And "MAYBE" that is why it didn't go over well in its original televised run -- perhaps it was "TOO" original & innovative to develop the kind of audience draw that it deserved. When we hear the words "situation comedy" or its contracted form, "sitcom," we automatically make the assumption that we are under obligation to disengage our brains ("Thinking Caps Not Required") -- we instinctively think, "mindless entertainment."
But "mindless entertainment" this ain't! Lighthearted? Yes. Fun? Certainly. Irreverent? Absolutely. Simple-minded? Definitely NOT! Along with being humorous, witty and occasionally slapstick, it is also political, analytical, provocative, socially conscious -- In a word: "Intellectual." And while we may occasionally appreciate a little "intelligent" comedy every now and again, we generally don't want "intellectual" comedy -- for most of us, that's sort of like mixing paisleys with polka dots, or like serving kim chee with high French cuisine.
"LateLine" seems to have been the victim of its own genius. Some might say that it was a little too ahead of its time, and I suppose that may be true to a certain extent, though there were other much earlier innovative television programs which also took a daring step by trying to fuse comedy/satire with politics and "current events" (NBC's "THAT WAS THE WEEK THAT WAS"-- a.k.a. "TW3" --comes to mind). But "LateLine" was unique in that it gave various political and other prominent "public" figures an opportunity to show a more down-to-earth "human" side of themselves by inviting them on the show to portray themselves as mocking caricatures of themselves -- even setting up "mock debates" between radicals from both the "Left" AND the "Right" (from Newt Gingrich's homosexual sister, Candace, to "Moral Majority" movement founder Jerry Falwell, even an appearance by pre-Democratic presidential nominee John Forbes Kerry -- and, of course, Franken's "friend" G. Gordon Liddy gets to enjoy the limelight on a few occasions as well).
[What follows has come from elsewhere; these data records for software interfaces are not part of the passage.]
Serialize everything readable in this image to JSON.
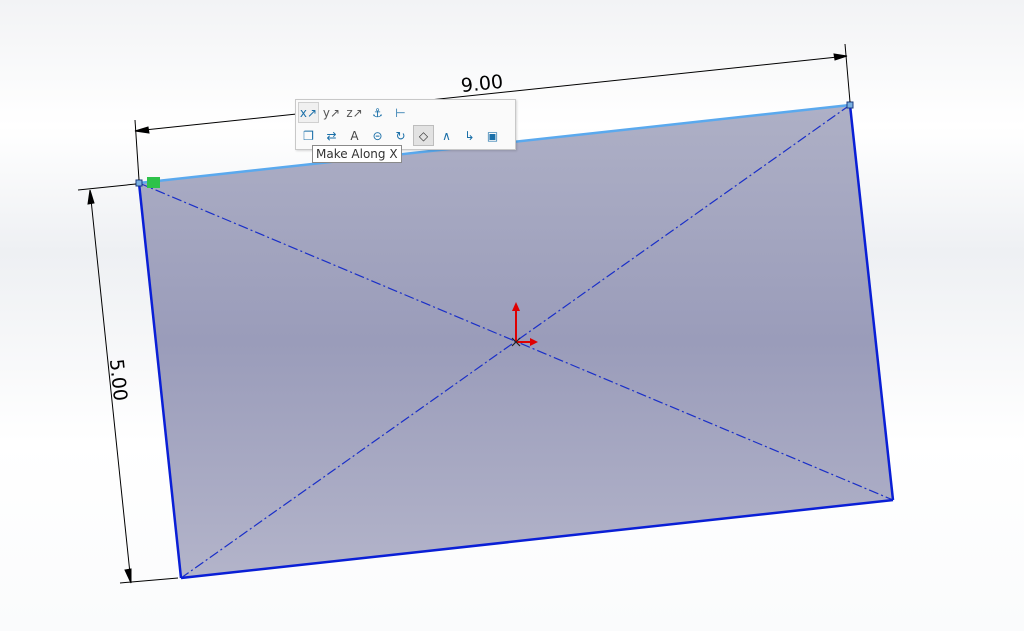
{
  "sketch": {
    "dimension_width": "9.00",
    "dimension_height": "5.00",
    "colors": {
      "face": "#9fa1bd",
      "edge": "#0a1fd6",
      "selected_edge": "#5aa9ee",
      "construction": "#1a2fc8",
      "dimension": "#000000",
      "origin": "#e00000",
      "relation_badge": "#2ec24a"
    }
  },
  "toolbar": {
    "row1": [
      "make-along-x-icon",
      "make-along-y-icon",
      "make-along-z-icon",
      "fix-icon",
      "smart-dimension-icon"
    ],
    "row2": [
      "select-other-icon",
      "convert-entities-icon",
      "add-relation-icon",
      "display-relations-icon",
      "rotate-view-icon",
      "normal-to-icon",
      "sketch-line-icon",
      "offset-entities-icon",
      "view-3d-icon"
    ]
  },
  "tooltip": {
    "text": "Make Along X"
  }
}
Of course, one cannot help but to think of this series as an "Al Franken" vehicle, even though he actually plays more of a peripheral and relatively subdued role, instead giving his "co-stars" the opportunity to shine and really having each show revolve more around them and their interactions.
One can also see the evolution of this series taking place as well, as the production and the people involved with the series become more settled, refined, etc. It would have been interesting to see how this series would have developed over the long haul if it had been given a longer run. In the end, regrettably, this is all that we have of something that was truly daring and innovative ... perhaps too much so for its own good."
Too Smart for Some, Funny for All
Jason J. Sum | Carlyle, IL | 02/23/2005
(5 out of 5 stars)
"This show was without a doubt Overlooked.
NBC dropped the ball on this show which is sad 'Cause its so Good and ahead of it's time. Thanks Paramount for the dvd box set!
The Cast is Awesome The writeing is smart and funny
Without a doubt a Rare Gem to good for Network tv........
I Highley Recomened This Box Set to anyone who misses Good Sitcoms